#ThrowbackThursday “Spring Fling ’86” The Birth of Penguin Place. (The William Way LGBT Community Center)

In 1986, I had the pleasure of working with some very special members of Philadelphia’s LGBT community to produce a “Spring Fling” fundraiser for what was to become Penguin Place. At the time, ours was a Community Center without walls.

Penguin Place 1

Spring Fling was held at the Mask and Wig Club (located on south Camac St.) I will never forget the Spring Fling or the months of planning that led up to it. Each of us made a special contribution. We had battling DJs, planned “spontaneous” entertainment that seemed to manifest out of nowhere (think “flash mob” but with jugglers, magicians, and musicians), and brilliant slide show presentations that were revealed on a rear projection screen behind a beautifully painted stage backdrop.

I was working as an AV technician at the time so my contribution was the rear projection screen, the slide projectors, lenses, and animation fader which I borrowed from work.

I have always regretted that I didn’t get to know Bill Way better. In our short friendship, he was very supportive and encouraged my creativity.

Shortly after Spring Fling, I left Philadelphia for a new job out west. By the time I returned, Bill had died. Penguin Place was a reality and had a permanent facility just two blocks north of the Mask and Wig Club. The New organizers had taken Way’s dream to the next level and was serving the community.

That the William Way LGBT Community Center has been in it’s permanent home at 1315 Spruce St. for nearly two decades is a testament to the work and dedication of the community.

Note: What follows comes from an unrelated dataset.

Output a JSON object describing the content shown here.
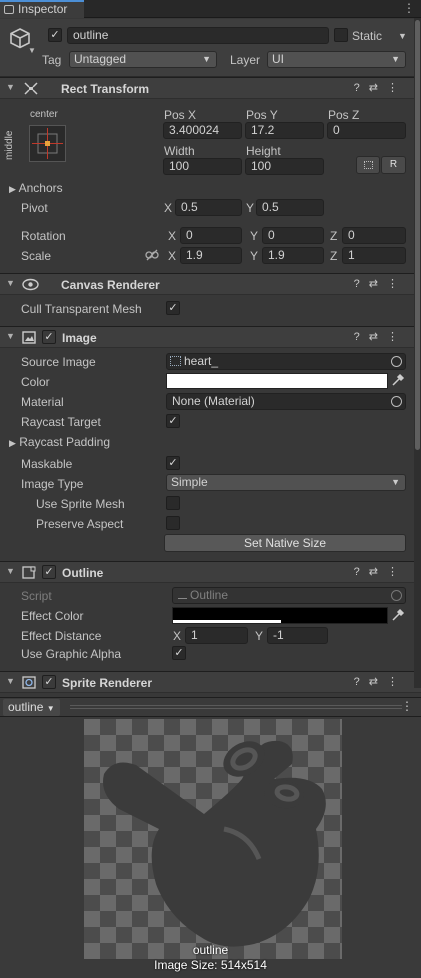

I think about William Way and that odd bunch of people who inspired me to get involved in my community. It was a very brief moment in my life but it reflects the very best of the LGBT community. As we just saw with Marriage Equality, when we work together the possibilities are endless.

The Unsung Heroes of the American Workforce

I posted this to Tumblr the other day, and thought it worthy of a re-post here.

A Labor Day PSA:

The next time you go to a bar, a restaurant, or any other service oriented place of business, please remember to leave a decent tip.

TIPS = To Insure Proper Service

People in the service industry work hard to make sure you have a pleasant experience. They’ve got to keep a smile on their faces even with rude customers.

They are not slaves. Please don’t treat them as such.

The way you treat service personnel will be reflected back to you. If you treat your waiter or bartender with kindness, their gratitude will be evident. As a bartender, I periodically sent complimentary drinks to good customers. The bad ones were often made to wait.

Remember also that there are some things beyond your waiter’s control.

Your waiter is your advocate, and does everything in his/her power to bring you what you ordered. Don’t punish your waiter because the kitchen made a mistake.

Finally. If you don’t have enough money to leave a tip, stay home.

Never, ever stiff your wait staff. If the service is bad, take the waiter aside and calmly explain. Believe me, they do want to know if there was a problem so they can correct it. If you blow your cool, it will be YOU who is wrong. They can refuse you future service.

For more on Tipping, see CNN Money